Terra Nostra Is Not The Carlos Fuentes I Thought I Knew

Terra-nostra As far as I know Carlos Fuentes, he's a writer of realist, politically aware narratives that partake in a modernist ethic. True, he's clearly innovative when it comes to style, but in terms of narrative he decidedly keeps things in the camp of the real.

So, 30 pages into Terra Nostra the Louvre is transparent, the Seine is boiling, six-toed infants are being born. Now I understand why they call this book the last great success of the Latin American Boom. (And as you can see by the image to the left, I was fortunate enough to acquire a copy of the edition with the ugliest cover in the history of the Boom.)

Admittedly, I'm only 30 pages into a book that's nearly 800 pages in length, but I'm kind of liking the magical realism edition of Carlos Fuentes. Definitely curious to see where he goes with this.

And while I'm writing about authors of a Fuentesian ilk, I might as well note that Season of Ash by Jorge Volpi sounds like my next great Latin American read. The back copy on this book bills it as Carlos Fuentes meets Richard Powers (and, indeed, the book comes packaged with a rave from the former). Thumbing through it, it kind of looks like one of those grand European narratives of historical unification . . . something along the lines of The Discovery of Heaven, or Omega Minor, with (dare I say it) a hint of Pynchon.

Recent Posts

Criticism Isn't Free

CR is dedicated to thoughtful, in-depth criticism without regard to what's commercially appealing. It takes tens of hours each month to provide this. Please help make this sort of writing sustainable, either with a subscription or a one-time donation. Thank you!

You could also purchase one of my acclaimed ebooks.


Got Something To Say:

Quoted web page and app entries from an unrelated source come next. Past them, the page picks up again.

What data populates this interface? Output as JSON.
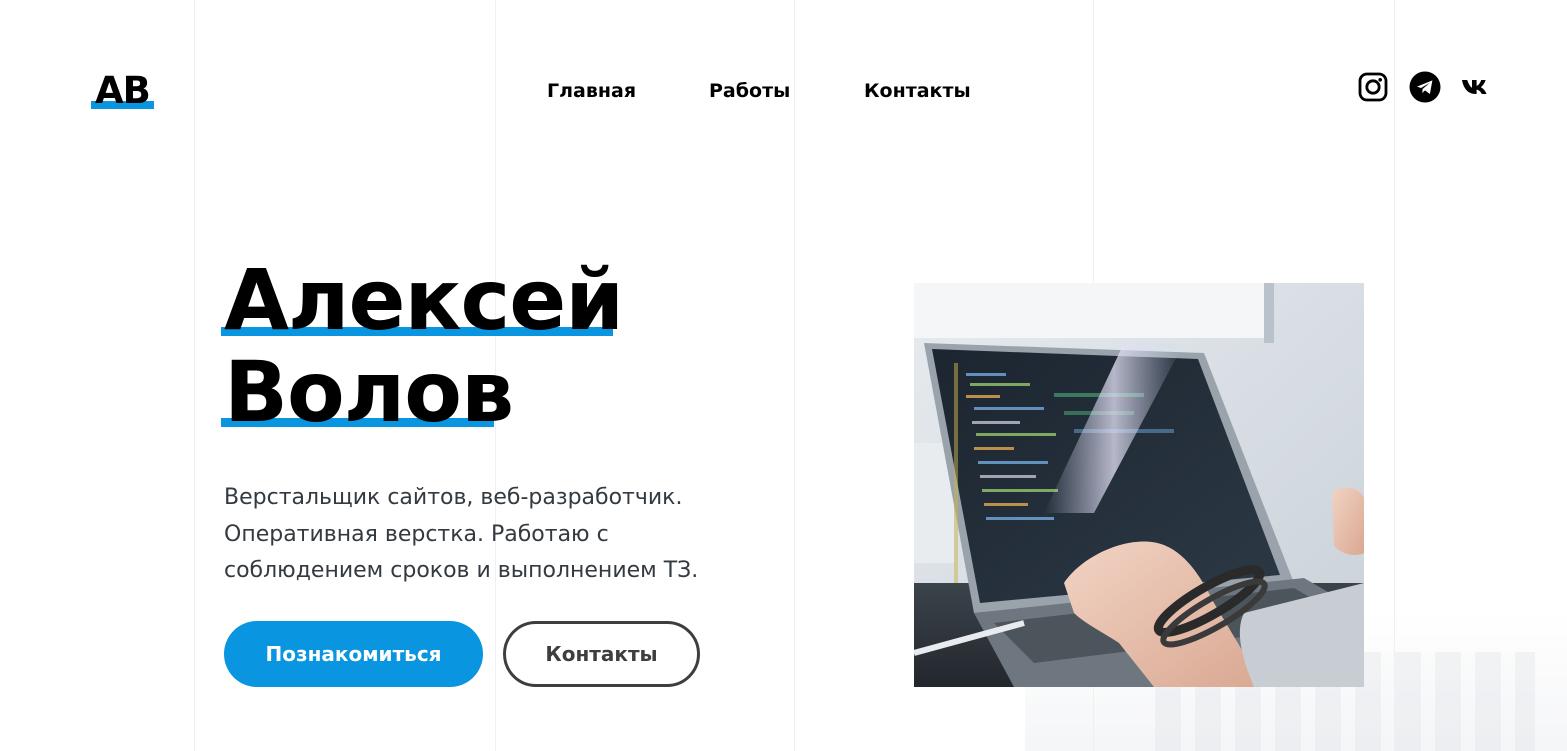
{
  "logo": {
    "text": "АВ"
  },
  "nav": {
    "items": [
      {
        "label": "Главная"
      },
      {
        "label": "Работы"
      },
      {
        "label": "Контакты"
      }
    ]
  },
  "social": {
    "icons": [
      "instagram-icon",
      "telegram-icon",
      "vk-icon"
    ]
  },
  "hero": {
    "first_name": "Алексей",
    "last_name": "Волов",
    "description_lines": [
      "Верстальщик сайтов, веб-разработчик.",
      "Оперативная верстка. Работаю с",
      "соблюдением сроков и выполнением ТЗ."
    ],
    "primary_button": "Познакомиться",
    "secondary_button": "Контакты"
  },
  "colors": {
    "accent": "#0a95e0",
    "text": "#000000",
    "body_text": "#333a40",
    "outline": "#3e3e3e"
  }
}
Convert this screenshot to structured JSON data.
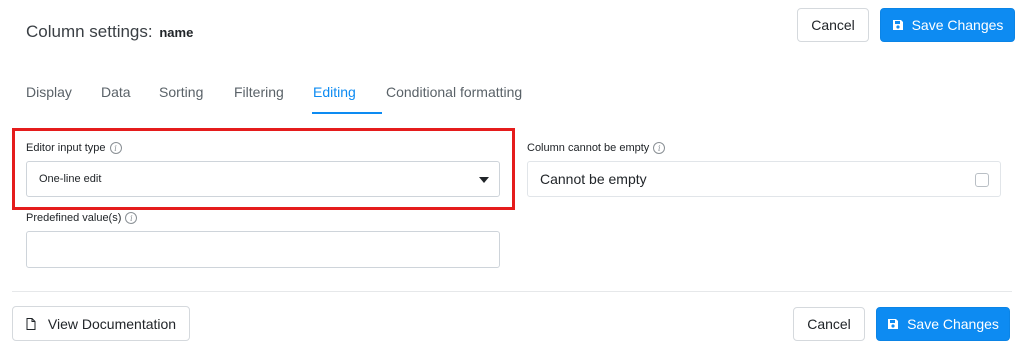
{
  "header": {
    "title_prefix": "Column settings:",
    "column_name": "name",
    "cancel_label": "Cancel",
    "save_label": "Save Changes"
  },
  "tabs": [
    {
      "label": "Display",
      "active": false
    },
    {
      "label": "Data",
      "active": false
    },
    {
      "label": "Sorting",
      "active": false
    },
    {
      "label": "Filtering",
      "active": false
    },
    {
      "label": "Editing",
      "active": true
    },
    {
      "label": "Conditional formatting",
      "active": false
    }
  ],
  "editing": {
    "editor_input_type_label": "Editor input type",
    "editor_input_type_value": "One-line edit",
    "predefined_values_label": "Predefined value(s)",
    "predefined_values_value": "",
    "cannot_be_empty_label": "Column cannot be empty",
    "cannot_be_empty_text": "Cannot be empty",
    "cannot_be_empty_checked": false,
    "info_glyph": "i"
  },
  "footer": {
    "view_docs_label": "View Documentation",
    "cancel_label": "Cancel",
    "save_label": "Save Changes"
  },
  "colors": {
    "primary": "#0d8bf2",
    "highlight": "#e51c1c"
  },
  "icons": {
    "save": "floppy-disk-icon",
    "docs": "document-icon",
    "info": "info-circle-icon",
    "select": "caret-down-icon"
  }
}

Your email address will not be published. Required fields are marked *


I just started rereading The Discovery of Heaven, thinking “why isn’t there more with this much scope, facility, and fun?” The description of Season of Ash in the Open Letters catalog sounds awesome. Thanks for pointing it out, Scott!

It took me a while to figure out which one was Season of Ash. I’ve read it in Spanish and liked it, but it wasn’t a great read. A lot more closer to the latter Fuentes than Powers, and not a hint of Pynchon anywhere. Nonetheless it is a very enjoyable book.

Did all of the Gass inspire you to read Terra Nostra?

In the case of Nostra I’ve had it for a while now & have long meant to read it, although it’s more than likely that earlier readings of Gass helped get me interested in Latin American fiction.

Just finished (and reviewed) Aura..my first Fuentes…Interesting but left me wishing for larger Sample Size… Those @ Fictional Woods that have read Terra Nostra loved it (not en toto though)


The Surrender is Veronica Scott Esposito’s “collection of facts” concerning how she embraced her true gender.


Two long essays of 10,000 words each on sex in—and out of—literature . . .

The first essay dives in to Nicholson Baker’s “sex trilogy,” explaining just what Baker is up to here and why these books ultimately fail to be as sexy as Baker might wish.

From there the book moves on to the second essay, which explains just why Spaniard Javier Marías does right what Baker does wrong . . .


5 essays. 2 interviews.

All in all, over 25,000 words of Latin American literary goodness.

3 never-before-published essays, including “The Digression”—a 4,000-word piece on the most important digression in César Aira’s career.

Shop though these links = Support this site

Copyright © 2019. Powered by WordPress & Romangie Theme.